Vodafone will start rolling out upgrades to its network that will allow higher speeds for mobile data users.

The company's recently-appointed general manger of networks, Tony Baird, today announced that it will skip two levels of 3G network upgrades and will begin deploying 28.8Mb/s capabilities.

At a press conference in Auckland today, Baird said that perfect conditions would allow speeds near that super-fast maximum, but reality and geography would have a major effect on network pace.

"Having trialled 21Mb/s service in central Auckland earlier this year, we've made the decision to move straight to the faster 28.8Mb/s service," he said.

"If you're close to a base station, and there's not hundreds of other users, you'll get 28.8 megabits."

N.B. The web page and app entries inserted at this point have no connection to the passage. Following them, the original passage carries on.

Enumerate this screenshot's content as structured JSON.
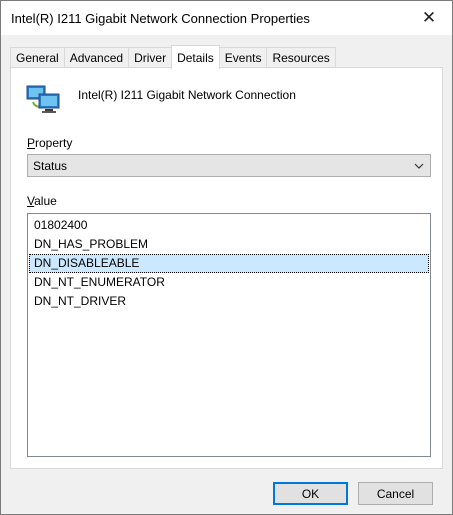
{
  "window": {
    "title": "Intel(R) I211 Gigabit Network Connection Properties",
    "close_glyph": "✕"
  },
  "tabs": [
    {
      "label": "General",
      "active": false
    },
    {
      "label": "Advanced",
      "active": false
    },
    {
      "label": "Driver",
      "active": false
    },
    {
      "label": "Details",
      "active": true
    },
    {
      "label": "Events",
      "active": false
    },
    {
      "label": "Resources",
      "active": false
    }
  ],
  "device": {
    "icon": "network-adapter-icon",
    "name": "Intel(R) I211 Gigabit Network Connection"
  },
  "property": {
    "label_accel": "P",
    "label_rest": "roperty",
    "selected": "Status"
  },
  "value": {
    "label_accel": "V",
    "label_rest": "alue",
    "items": [
      {
        "text": "01802400",
        "selected": false
      },
      {
        "text": "DN_HAS_PROBLEM",
        "selected": false
      },
      {
        "text": "DN_DISABLEABLE",
        "selected": true
      },
      {
        "text": "DN_NT_ENUMERATOR",
        "selected": false
      },
      {
        "text": "DN_NT_DRIVER",
        "selected": false
      }
    ]
  },
  "buttons": {
    "ok": "OK",
    "cancel": "Cancel"
  },
  "colors": {
    "selection": "#cce8ff",
    "default_button_border": "#0078d7"
  }
}
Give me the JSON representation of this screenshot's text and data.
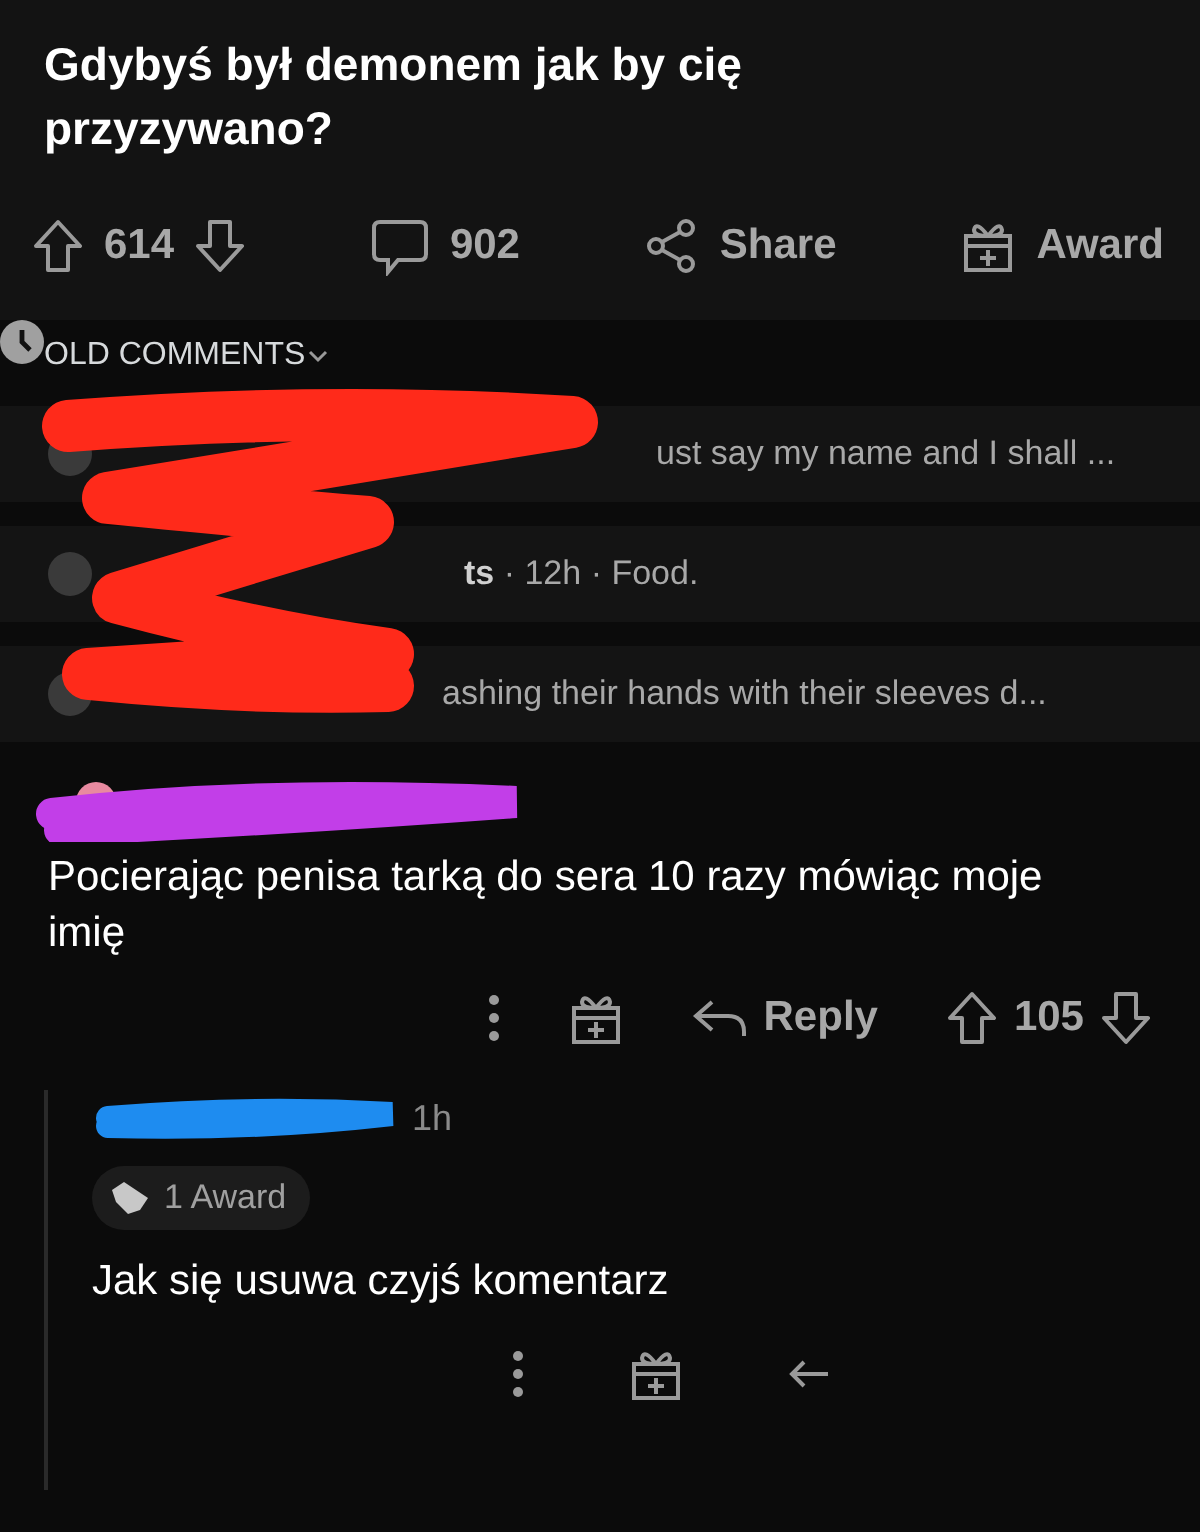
{
  "post": {
    "title": "Gdybyś był demonem jak by cię przyzywano?"
  },
  "post_actions": {
    "score": "614",
    "comments": "902",
    "share": "Share",
    "award": "Award"
  },
  "sort": {
    "label": "OLD COMMENTS"
  },
  "previews": [
    {
      "text": "ust say my name and I shall ..."
    },
    {
      "text": "**ts** · 12h · Food."
    },
    {
      "text": "ashing their hands with their sleeves d..."
    }
  ],
  "comment": {
    "text": "Pocierając penisa tarką do sera 10 razy mówiąc moje imię",
    "reply": "Reply",
    "score": "105"
  },
  "reply": {
    "time": "1h",
    "award": "1 Award",
    "text": "Jak się usuwa czyjś komentarz"
  }
}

Baird says the higher speed service will be offered in CBDs in Auckland, Wellington and Christchurch by the end of this year, and will start rolling out in other areas early next year.

Vodafone's Kursten Shalfoon, general manager of products, pricing and internet services, was less willing to look at the perfect scenario when talking about data speeds.

"When we launch we will say that network capability is 28.8, but real world use is 'x'," he said this morning, "but we haven't defined what 'x' is yet."

Baird also announced that Vodafone will push out the life of its aging GSM network until at least 2020. If there are problems on the 3G network customers default to the 2G network - ensuring, in most cases, that there is no total loss ofservice.

He said that customers value the GSM network as a "fall back position".

"They like the redundancy it offers, so we've made the call to keep the GSM network operational for at least another decade."

Baird, who was chief executive of rural broadband specialist Farmside, said that Vodafone's Rural Broadband Initiative proposal - which combines high-speed fibre with a network partner, as well as wireless - would see huge benefits for country users.

"Rural New Zealand needs more coverage than just home," he said. "It needs high speed broadband, but also needs mobility.

In its bid to launch a 50Mb/s next-generation LTE (Long Term Evolution) network, Vodafone will also test ultra high-speed equipment in Wellington next week.